The start of the Moto3 race appeared both literally and metaphorically under a cloud, with a dry track sporting a few puddles and heavy rain forecasted after the start. Of course Assen was disobedient as always and the rain never came, leaving us with a usually chaotic display from the lightweight class.
Aron Canet sure had an eventful day, after a poor start appeared to put him out of podium contention, but the young Spaniard fought his way through from the second group to bring the gap down on the leaders and beat them to the line. He took a lively win ahead of Romano Fenati, the Italian a constant contender all throughout the race.
The final podium spot went to John McPhee, third place like a ray of sunshine in an otherwise overcast few races. The British Talent Team rider had an impressive ride from nineteenth on the grid to third over the line.
Much like all other previous Assen GP polemen in the Moto3 class, Jorge Martin’s good start turned into a bit of a struggle on the final laps, after being nudged wide in one of the class’ standard tussles. Martin must have hoped for a different result after keeping the lead at the start, front row starter Nicolo Bulega losing a dozen places or so and spending most of the race struggling to pick them back up. That left Joan Mir to challenge Martin and Bo Bendsneyder.
Fenati had made a perfect first few laps, going from fifteenth to fourth by lap three, to join the podium fight. At the time, Adam Norrodin and Tatsuki Suzuki seemed to be the only other riders who managed to stick with the leaders, as they were increasing their gap to the chasers.
By lap five, Fenati was in the lead after Martin ran wide and dropped to the back of the group. Fenati wasn’t left with an easy task, the Italian rubbing fairings with Bendsneyder for the following few laps, the Dutchman giving the locals some joy by leading on several occasions.
Martin did not need long to make his way back into the lead by lap eight, letting things settle down for a few laps, with the Spaniard leading Fenati, Mir and Bendsneyder, with Norrodin and Suzuki tagging along quietly.
The chasing pack started with nine riders fighting for the rest of the point-scoring positions, including the likes of Marcos Ramirez, Jules Danilo, Gabriel Rodrigo, Nicolo Bulega, Aron Canet and John McPhee. Canet made it to the front of that group by lap eight and took the responsibility of bringing down the two and a half seconds gap to the lead men. He only needed three laps to cut that deficit and tag along to the six leaders, while dropping Bulega in the process.
Norrodin was Canet’s first victim, picking up Suzuki the next lap, leaving him just behind the four main contenders. Ramirez followed him through soon after, not letting Canet out of his sights and eventually making it past him. The Spaniard showed serious podium aspirations, the Platinum Bay rider swiftly making it past Bendsneyder, Martin and Mir to become Fenati’s main challenger.

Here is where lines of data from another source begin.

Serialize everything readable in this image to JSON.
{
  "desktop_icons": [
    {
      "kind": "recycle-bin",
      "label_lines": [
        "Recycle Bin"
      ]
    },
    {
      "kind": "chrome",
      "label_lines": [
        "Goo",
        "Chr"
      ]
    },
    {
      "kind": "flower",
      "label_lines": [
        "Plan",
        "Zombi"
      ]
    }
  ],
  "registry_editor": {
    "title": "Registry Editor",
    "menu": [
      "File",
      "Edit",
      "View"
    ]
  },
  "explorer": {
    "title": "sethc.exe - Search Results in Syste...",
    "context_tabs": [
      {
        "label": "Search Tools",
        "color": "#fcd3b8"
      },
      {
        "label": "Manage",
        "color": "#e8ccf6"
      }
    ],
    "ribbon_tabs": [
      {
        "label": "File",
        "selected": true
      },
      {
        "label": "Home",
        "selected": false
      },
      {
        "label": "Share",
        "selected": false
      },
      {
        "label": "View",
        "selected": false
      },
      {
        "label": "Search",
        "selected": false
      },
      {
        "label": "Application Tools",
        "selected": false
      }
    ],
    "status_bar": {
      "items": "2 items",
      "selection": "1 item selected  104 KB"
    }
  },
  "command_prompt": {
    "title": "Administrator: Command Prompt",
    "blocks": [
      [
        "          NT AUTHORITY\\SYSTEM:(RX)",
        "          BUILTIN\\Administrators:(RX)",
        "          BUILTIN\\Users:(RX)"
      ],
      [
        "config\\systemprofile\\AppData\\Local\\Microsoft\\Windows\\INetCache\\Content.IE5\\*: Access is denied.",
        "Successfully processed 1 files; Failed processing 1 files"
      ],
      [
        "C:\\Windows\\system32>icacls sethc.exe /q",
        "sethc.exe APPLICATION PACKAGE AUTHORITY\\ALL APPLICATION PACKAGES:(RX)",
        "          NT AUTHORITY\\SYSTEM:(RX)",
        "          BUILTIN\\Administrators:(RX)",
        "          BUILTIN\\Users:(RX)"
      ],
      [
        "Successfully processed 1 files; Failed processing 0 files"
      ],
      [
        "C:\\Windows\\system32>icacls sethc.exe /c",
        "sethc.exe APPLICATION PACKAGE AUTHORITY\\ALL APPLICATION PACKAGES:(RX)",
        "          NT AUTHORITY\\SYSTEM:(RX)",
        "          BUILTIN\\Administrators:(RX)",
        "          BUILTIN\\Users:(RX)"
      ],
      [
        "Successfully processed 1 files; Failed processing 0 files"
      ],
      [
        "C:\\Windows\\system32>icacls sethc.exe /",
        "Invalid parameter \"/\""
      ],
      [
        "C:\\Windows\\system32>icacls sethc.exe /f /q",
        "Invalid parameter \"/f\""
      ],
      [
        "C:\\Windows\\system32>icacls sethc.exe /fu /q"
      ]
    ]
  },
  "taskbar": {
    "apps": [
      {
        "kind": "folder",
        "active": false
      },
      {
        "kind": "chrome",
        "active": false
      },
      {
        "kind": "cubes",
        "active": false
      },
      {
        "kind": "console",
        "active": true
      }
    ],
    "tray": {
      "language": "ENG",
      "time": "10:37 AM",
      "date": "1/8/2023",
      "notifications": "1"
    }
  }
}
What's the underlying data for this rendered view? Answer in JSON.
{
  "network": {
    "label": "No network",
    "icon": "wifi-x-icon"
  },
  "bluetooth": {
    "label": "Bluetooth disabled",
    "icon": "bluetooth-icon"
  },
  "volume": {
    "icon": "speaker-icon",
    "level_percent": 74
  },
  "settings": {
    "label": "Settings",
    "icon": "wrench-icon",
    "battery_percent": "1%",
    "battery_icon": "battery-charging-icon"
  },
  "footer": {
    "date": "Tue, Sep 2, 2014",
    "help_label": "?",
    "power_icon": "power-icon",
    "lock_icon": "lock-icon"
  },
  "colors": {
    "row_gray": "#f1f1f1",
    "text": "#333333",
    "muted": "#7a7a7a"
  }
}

Home hopes were squashed with seven laps to go, when Bendsneyder was nudged out and dropped to the back of the lead group. Meanwhile, McPhee found his feet and his throttle to pick his way through the pack all the way into the lead with five laps to go. His joy was cut short, Mir deciding to finally claim his rightful place at the lead of the race in the final four laps.
An absolutely chaotic last lap saw plenty of riders pushed and shoved, the lead group seeing Norrodin crash out a few corners from the end, with Bendsneyder sliding his way across the finish line to claim tenth place, but was eventually disqualified for not actually being in contact with his bike over the line.
That left Martin in fourth place, followed by Jules Danilo and Marcos Ramirez. Rodrigo and Suzuki picked up seventh and eighth positions, while championship leader Joan Mir was caught out on the final lap and finished only ninth after taking avoiding action around Bendsneyder. Bulega grabbed a handful of points in tenth position.
Fabio Di Giannantonio looked set for a great race after going from twenty-first on the grid to seventh in only two laps, but he crashed in the final chicane soon after, taking Enea Bastianini down with him. Niccolo Antonelli did not even make the start due to pain from his crashes in FP3 and the Barcelona test.
With his average (by his own standards) result today, Joan Mir’s lead at the top of the world championship is reduced to thirty points, Canet becoming his main rival. Only two points behind is Fenati, Martin climbing two places but already fifty-one points down on the leader, McPhee a further six behind the Spaniard.
|7||Adam NORRODIN||Honda||1 Lap|
|64||Bo BENDSNEYDER||KTM||1 Lap|
|31||Raul FERNANDEZ||Mahindra||2 Laps|
|33||Enea BASTIANINI||Honda||8 Laps|
|48||Lorenzo DALLA PORTA||Mahindra||8 Laps|
|14||Tony ARBOLINO||Honda||15 Laps|
|96||Manuel PAGLIANI||Mahindra||16 Laps|
|21||Fabio DI GIANNANTONIO||Honda||19 Laps|
|28||Ryan VAN DE LAGEMAAT||KTM||20 Laps|